Checking your TransUnion credit report regularly is important to understand what’s being reported about your credit history and identify any inaccuracies:

  • You can get a free copy of your TransUnion report from each year.
  • Signing up for TransUnion’s credit monitoring service also gives you access to your latest report.
  • Review all personal info, account details, credit inquiries and public records for errors.
  • If you find mistakes on your TransUnion report, you can dispute them to the bureau for investigation and correction.
  • Even with accurate data, checking your TransUnion report helps you see which factors most influence your VantageScore.

Understanding Your FICO Report

While TransUnion doesn’t provide FICO scores, you can still monitor information impacting your FICO through your TransUnion report:

  • Just remember your FICO score weighs factors like amounts owed and new credit a bit differently than VantageScore.
  • Focus on lowering balances, reviewing inquiries and continuing responsible credit habits.
  • For your official FICO report and scores from all three bureaus, visit
  • Your FICO account also lets you review factors that most impact your specific FICO scores.
  • Dispute any errors directly with Equifax and Experian as well to ensure your FICO report stays accurate.


TransUnion uses VantageScore instead of FICO to evaluate your creditworthiness.
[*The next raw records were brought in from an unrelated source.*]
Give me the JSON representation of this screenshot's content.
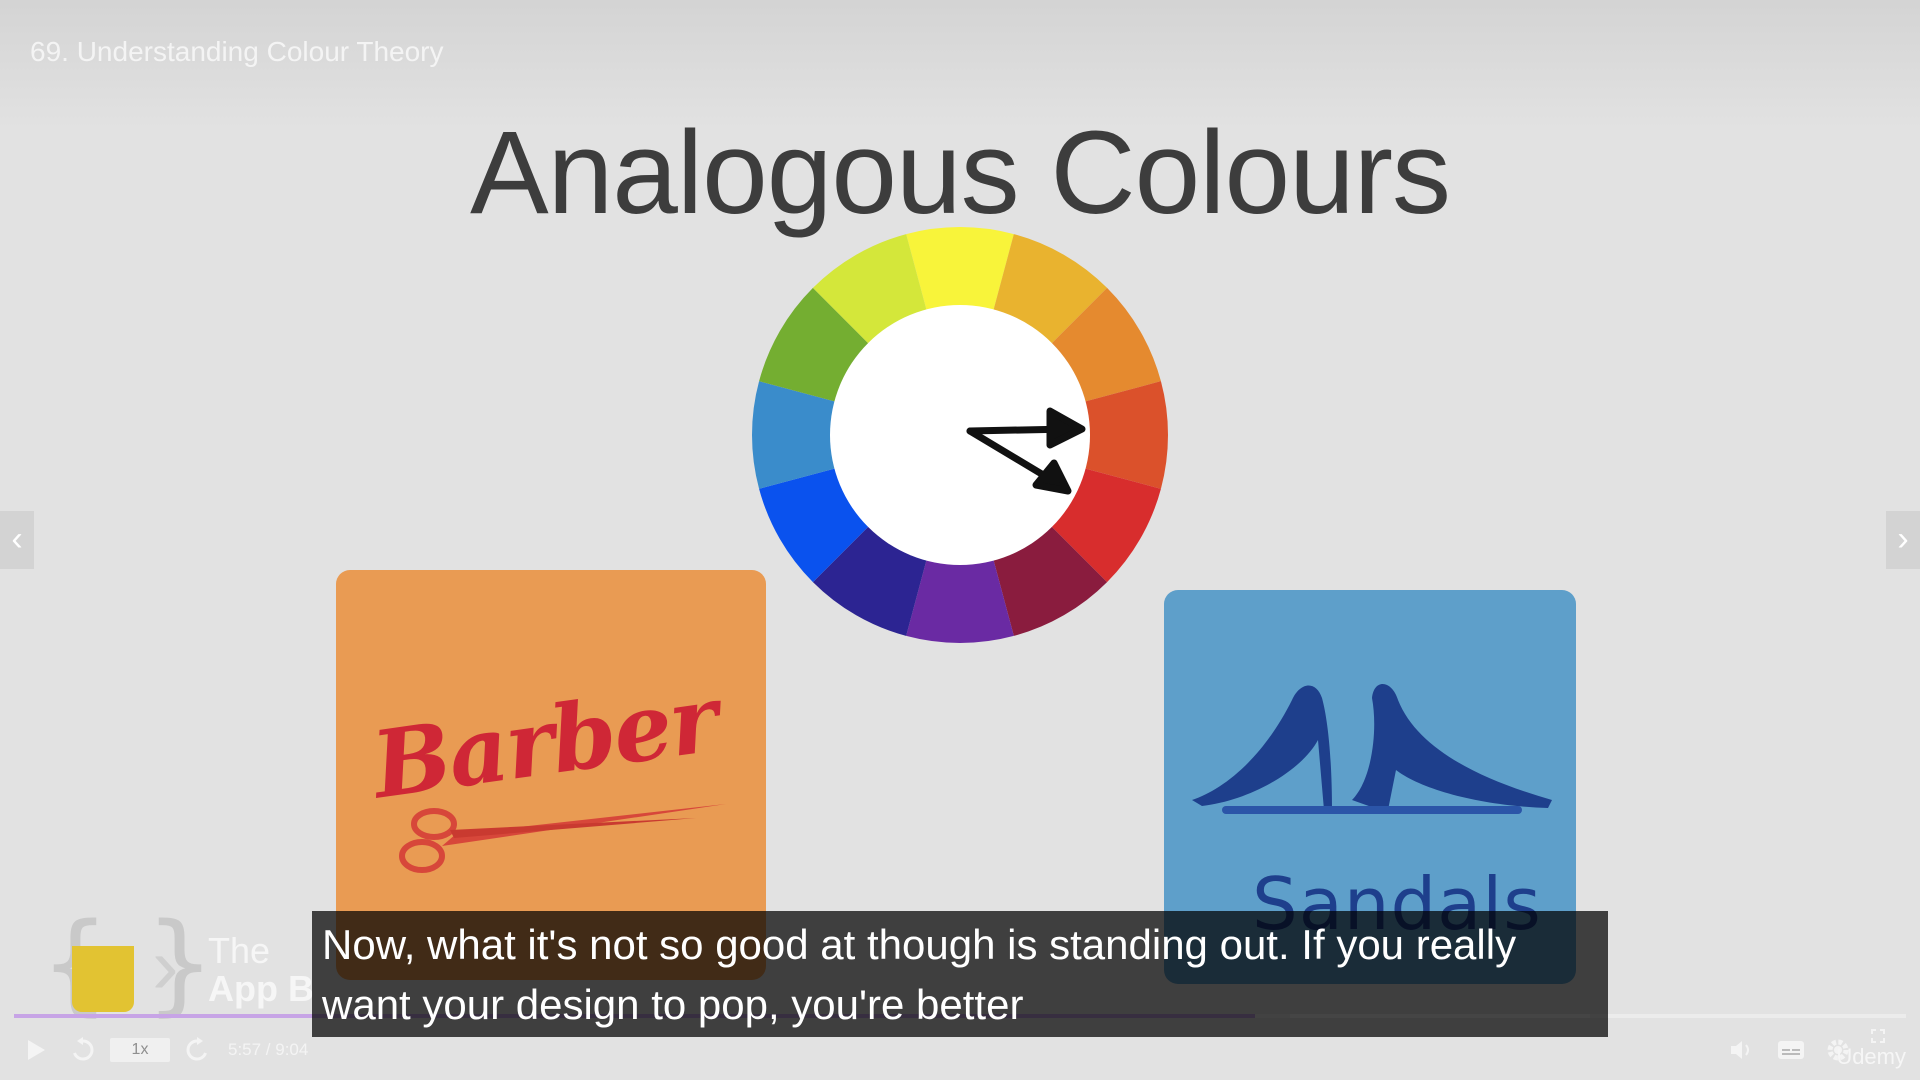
{
  "lecture": {
    "title": "69. Understanding Colour Theory"
  },
  "slide": {
    "title": "Analogous Colours",
    "wheel_colors": [
      "#f8f43a",
      "#e9b32f",
      "#e58a2f",
      "#db512b",
      "#d82d2d",
      "#8a1c3e",
      "#6a2aa3",
      "#2c2492",
      "#0a52ee",
      "#3a8ccb",
      "#74ae31",
      "#d4e73a"
    ],
    "barber_card": {
      "color": "#e99b53",
      "text": "Barber",
      "text_color": "#cf2736"
    },
    "sandals_card": {
      "color": "#5e9fca",
      "text": "Sandals",
      "text_color": "#1e3f8c"
    }
  },
  "logo": {
    "line1": "The",
    "line2": "App B"
  },
  "caption": {
    "line1": "Now, what it's not so good at though is standing out. If you really",
    "line2": "want your design to pop, you're better"
  },
  "player": {
    "speed_label": "1x",
    "time": "5:57 / 9:04",
    "progress": 0.656,
    "brand": "Udemy",
    "prev_icon": "chevron-left-icon",
    "next_icon": "chevron-right-icon"
  }
}
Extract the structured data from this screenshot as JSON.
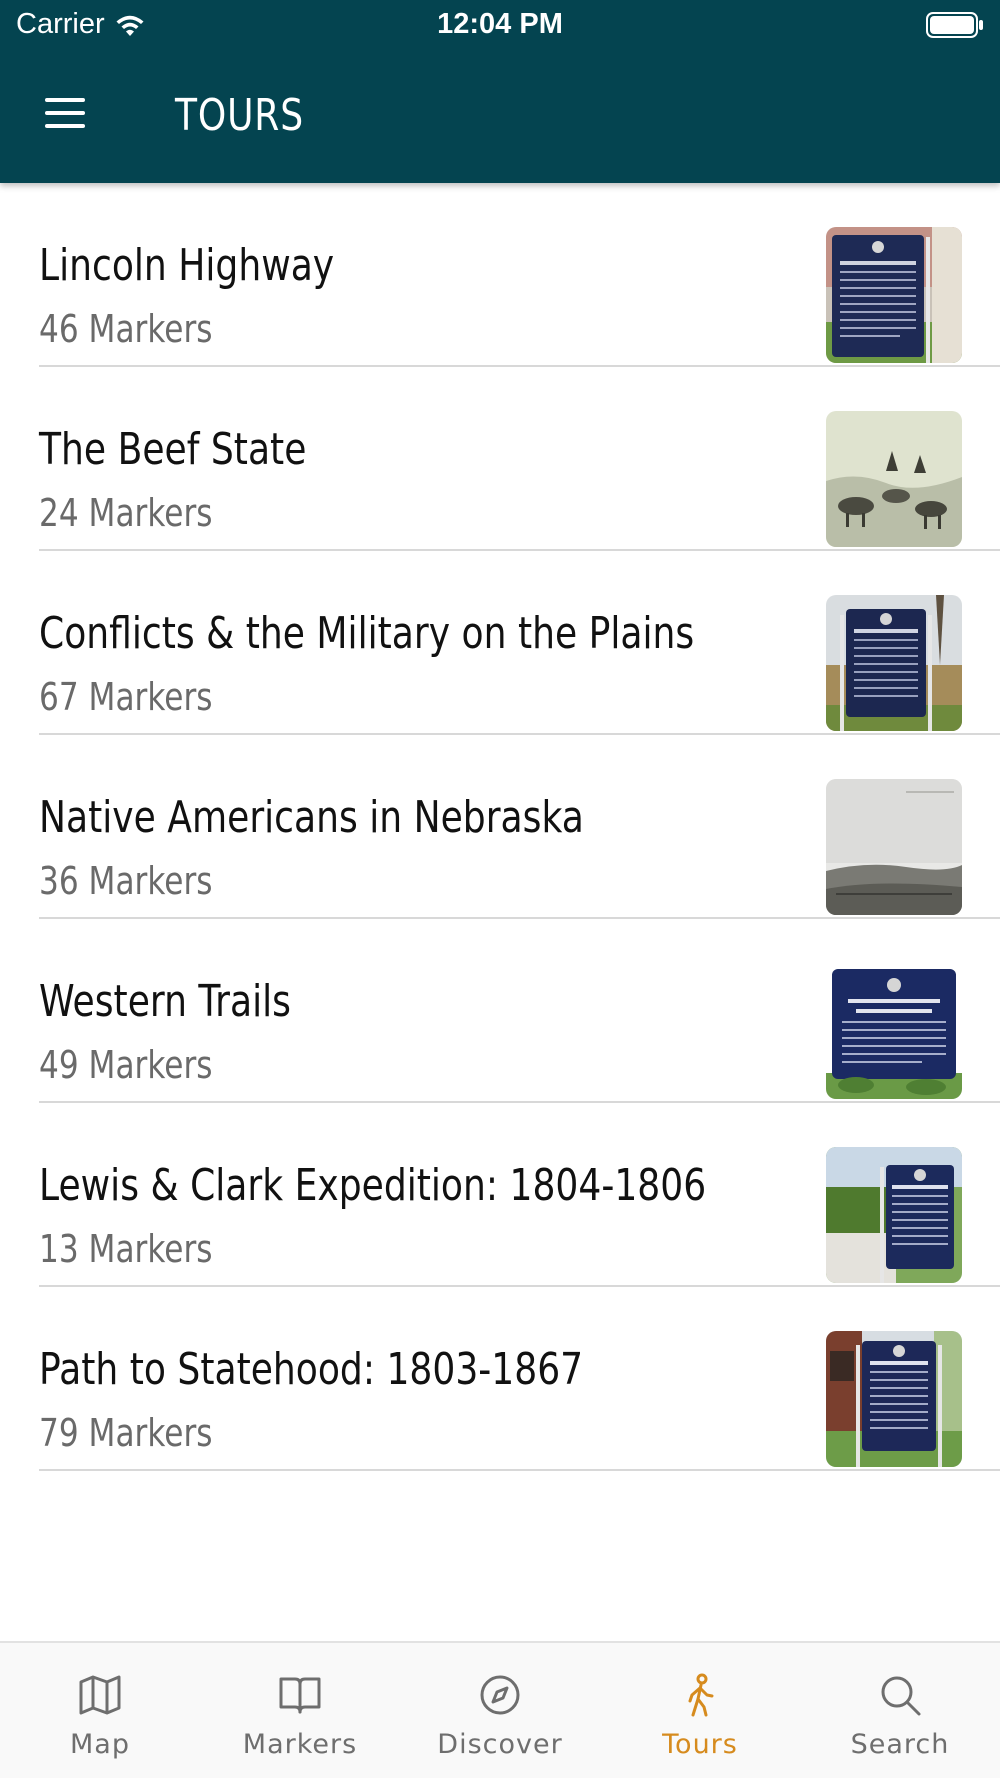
{
  "status_bar": {
    "carrier": "Carrier",
    "time": "12:04 PM"
  },
  "header": {
    "title": "TOURS",
    "background": "#044450"
  },
  "tours": [
    {
      "name": "Lincoln Highway",
      "count": "46 Markers",
      "thumb_icon": "historical-marker-photo"
    },
    {
      "name": "The Beef State",
      "count": "24 Markers",
      "thumb_icon": "cattle-sketch-photo"
    },
    {
      "name": "Conflicts & the Military on the Plains",
      "count": "67 Markers",
      "thumb_icon": "historical-marker-photo"
    },
    {
      "name": "Native Americans in Nebraska",
      "count": "36 Markers",
      "thumb_icon": "plains-landscape-photo"
    },
    {
      "name": "Western Trails",
      "count": "49 Markers",
      "thumb_icon": "historical-marker-photo"
    },
    {
      "name": "Lewis & Clark Expedition: 1804-1806",
      "count": "13 Markers",
      "thumb_icon": "historical-marker-photo"
    },
    {
      "name": "Path to Statehood: 1803-1867",
      "count": "79 Markers",
      "thumb_icon": "historical-marker-photo"
    }
  ],
  "tab_bar": {
    "active_color": "#d68b1e",
    "tabs": [
      {
        "label": "Map",
        "icon": "map-icon"
      },
      {
        "label": "Markers",
        "icon": "book-icon"
      },
      {
        "label": "Discover",
        "icon": "compass-icon"
      },
      {
        "label": "Tours",
        "icon": "walking-person-icon",
        "active": true
      },
      {
        "label": "Search",
        "icon": "search-icon"
      }
    ]
  }
}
While the models are similar, understanding the slight differences can help you keep tabs on your reports and work to build your scores with both scoring systems. Checking your credit reports frequently and maintaining healthy credit habits over time are your best strategies for raising your FICO and VantageScore with all three major credit bureaus.

Frequently Asked Questions(FAQ)

Is FICO score or TransUnion more accurate?

FICO scores are generally considered to be more accurate than TransUnion scores. FICO scores rely on a complex algorithm that takes into account a variety of factors, such as payment history, credit utilization, length of credit history, and types of credit used. TransUnion scores, on the other hand, are based on the data reported to the credit bureau, which may not always be up-to-date or accurate. Therefore, FICO scores are typically more reliable when it comes to assessing creditworthiness.

Do lenders use FICO or TransUnion?

Lenders use both FICO and TransUnion to assess creditworthiness when making lending decisions. FICO is a scoring system developed by Fair Isaac Corporation, which evaluates credit history to assign a numerical score that ranges from 300 to 850. TransUnion is one of the three major credit bureaus, which collects and maintains credit information from lenders and other sources. TransUnion uses its own scoring system, the TransRisk Score, to evaluate creditworthiness. Both scores are widely used by lenders to determine if an individual is eligible for a loan or credit card.

Is TransUnion or Equifax closer to FICO?

TransUnion and Equifax are two of the three major credit bureaus that provide credit scores, but neither one is actually closer to FICO. FICO is a separate company that provides its own credit score, which is a slightly different calculation than the scores provided by TransUnion and Equifax. The FICO score is the most widely used score and is used by lenders to determine creditworthiness.

Why is my FICO score different from TransUnion?

FICO scores and TransUnion scores are different because they are calculated using different scoring models. FICO scores are based on the Fair Isaac Corporation’s scoring model, which evaluates credit history, payment history, credit utilization, and other factors. TransUnion scores are based on their proprietary VantageScore model, which considers similar factors but weighs them differently.